The Tesla Model Y is turning out to be a box full of good surprises for teardown auto expert Sandy Munro and his team. In a recent video showcasing the ongoing teardown process of the Model Y, Munro discussed how the all-electric crossover took no chances in terms of its wiring, brakes, quick-connects, and rear body structure.
Sandy Munro is familiar with Tesla’s vehicles, having torn down an early-production version of the Model 3 sedan. During that time, Munro pulled no punches in criticizing Tesla for the Model 3’s fit and finish, but he admitted that he ate crow as soon as his firm finished analyzing everything from the suspension, electronics, batteries, and electric motors.
By the end of the teardown, Munro was impressed enough with the Model 3 that his firm gave Tesla a goodwill list of improvements that the electric car maker can do to make its mainstream sedan better. Based on Munro’s recent walkthrough of the Model Y’s underbody, it appears that Tesla took the teardown expert’s tips to heart, and then some.
Immediately noticeable from the Model Y’s underbody was the flexible corrugated wrap Tesla used for the vehicle’s 12V wires. Munro noted that the use of flexible corrugated wrap is rarely done since it’s pretty much overkill, time-consuming, and expensive, but they do increase safety and minimizes the risk of shorting. So far, it appears that Tesla is one of the few automakers to go the extra mile with its 12V wiring system to ensure that its newest vehicle is as safe as possible.
Quick connects were also used by the electric car maker, which are much better than normal connectors since they never leak. The teardown expert stated that other automakers go for cheaper connectors such as screw fittings since quick connects are much more expensive. That being said, quick connects are also more reliable, highlighting Tesla’s focus on safety and longevity once more.
Brake calipers for the Model Y were also beefier compared to the Model 3, which should help stop the larger vehicle just as well as its sedan sibling. Observations from reviewers of the all-electric crossover mentioned that the Model Y drives like a legitimate canyon carver, and Munro himself has mentioned that the vehicle rides like it’s on rails. The vehicle’s large brakes may play a role in this.

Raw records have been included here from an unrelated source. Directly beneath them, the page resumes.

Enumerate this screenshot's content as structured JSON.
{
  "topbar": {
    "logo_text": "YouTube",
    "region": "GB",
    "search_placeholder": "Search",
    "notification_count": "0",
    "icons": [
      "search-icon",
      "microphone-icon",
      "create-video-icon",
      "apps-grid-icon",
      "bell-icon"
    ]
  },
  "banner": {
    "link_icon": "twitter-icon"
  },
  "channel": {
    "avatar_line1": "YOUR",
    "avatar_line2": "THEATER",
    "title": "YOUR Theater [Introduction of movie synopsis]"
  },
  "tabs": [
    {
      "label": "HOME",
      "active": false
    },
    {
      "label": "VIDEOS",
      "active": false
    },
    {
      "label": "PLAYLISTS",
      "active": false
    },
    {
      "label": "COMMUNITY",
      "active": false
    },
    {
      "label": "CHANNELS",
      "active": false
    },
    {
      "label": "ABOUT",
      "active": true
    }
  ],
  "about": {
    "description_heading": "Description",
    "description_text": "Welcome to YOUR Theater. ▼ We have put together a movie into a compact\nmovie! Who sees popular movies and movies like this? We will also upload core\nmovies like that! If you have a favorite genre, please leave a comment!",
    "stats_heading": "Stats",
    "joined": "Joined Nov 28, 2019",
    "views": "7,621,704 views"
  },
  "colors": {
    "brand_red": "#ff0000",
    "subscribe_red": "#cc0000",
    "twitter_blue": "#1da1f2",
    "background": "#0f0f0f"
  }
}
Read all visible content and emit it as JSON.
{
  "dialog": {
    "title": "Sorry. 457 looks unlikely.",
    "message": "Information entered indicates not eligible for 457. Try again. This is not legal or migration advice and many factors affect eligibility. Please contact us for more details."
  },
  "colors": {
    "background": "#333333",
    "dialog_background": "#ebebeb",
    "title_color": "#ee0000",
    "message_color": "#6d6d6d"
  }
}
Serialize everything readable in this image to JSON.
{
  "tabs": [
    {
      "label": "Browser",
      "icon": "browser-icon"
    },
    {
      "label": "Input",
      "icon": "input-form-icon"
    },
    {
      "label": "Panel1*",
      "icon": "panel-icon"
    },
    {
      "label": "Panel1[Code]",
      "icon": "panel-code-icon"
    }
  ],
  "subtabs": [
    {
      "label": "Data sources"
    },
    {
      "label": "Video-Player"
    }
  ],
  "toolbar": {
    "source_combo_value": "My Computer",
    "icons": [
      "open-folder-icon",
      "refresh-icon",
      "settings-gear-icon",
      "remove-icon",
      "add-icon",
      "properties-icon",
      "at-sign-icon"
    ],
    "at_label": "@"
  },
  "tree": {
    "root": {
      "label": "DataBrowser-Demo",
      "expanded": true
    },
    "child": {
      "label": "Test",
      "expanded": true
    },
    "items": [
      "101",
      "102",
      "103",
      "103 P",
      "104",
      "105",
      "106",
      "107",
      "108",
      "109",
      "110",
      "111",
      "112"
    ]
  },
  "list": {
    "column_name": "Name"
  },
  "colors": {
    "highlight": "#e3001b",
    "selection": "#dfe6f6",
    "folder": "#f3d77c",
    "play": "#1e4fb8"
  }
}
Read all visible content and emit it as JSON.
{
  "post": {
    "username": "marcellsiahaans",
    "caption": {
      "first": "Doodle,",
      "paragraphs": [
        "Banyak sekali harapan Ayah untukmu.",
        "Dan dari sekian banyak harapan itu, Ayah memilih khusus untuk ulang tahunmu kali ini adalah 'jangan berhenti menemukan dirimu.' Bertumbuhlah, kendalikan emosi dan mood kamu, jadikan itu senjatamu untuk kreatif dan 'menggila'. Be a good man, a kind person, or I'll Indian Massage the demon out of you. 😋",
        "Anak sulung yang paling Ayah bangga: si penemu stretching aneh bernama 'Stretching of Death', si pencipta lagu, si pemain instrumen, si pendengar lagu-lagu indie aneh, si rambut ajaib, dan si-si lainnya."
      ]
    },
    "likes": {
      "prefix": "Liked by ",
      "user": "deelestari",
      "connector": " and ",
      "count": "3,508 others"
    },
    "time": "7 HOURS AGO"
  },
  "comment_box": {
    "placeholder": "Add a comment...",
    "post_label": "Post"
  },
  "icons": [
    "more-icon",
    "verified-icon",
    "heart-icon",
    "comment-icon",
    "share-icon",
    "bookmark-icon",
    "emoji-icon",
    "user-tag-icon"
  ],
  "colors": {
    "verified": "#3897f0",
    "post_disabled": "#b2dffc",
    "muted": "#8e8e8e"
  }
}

But perhaps the biggest point of innovation for the Model Y’s underbody so far has to do with its rear, which is dominated by a gigantic aluminum casting. Munro explained that the Model 3’s boot was something that he did not appreciate since it had too many unnecessary parts. The Model Y, on the other hand, seemed to embody the actual suggestions Munro had for the Model 3. Overall, the teardown expert noted that he was glad to see his firm’s recommendations being implemented by Tesla in its latest vehicle.
Tesla may have a significant rebellious streak with its disruptive cars and equally disruptive business model. Yet despite this, the young carmaker has always been open to change and improvement, and this is something that was evident in the Model Y. Musk recently noted that “High quality and critical feedback from Munro & Co. is much appreciated!” This definitely appears to be the case, since the Model Y is looking to be a vehicle unlike anything that is on the road today, and one that embodies not just lessons learned from the Model 3 ramp, but suggestions from experts in the auto field as well.
Watch Sandy Munro’s walkthrough of the Tesla Model Y’s underbody in the video below.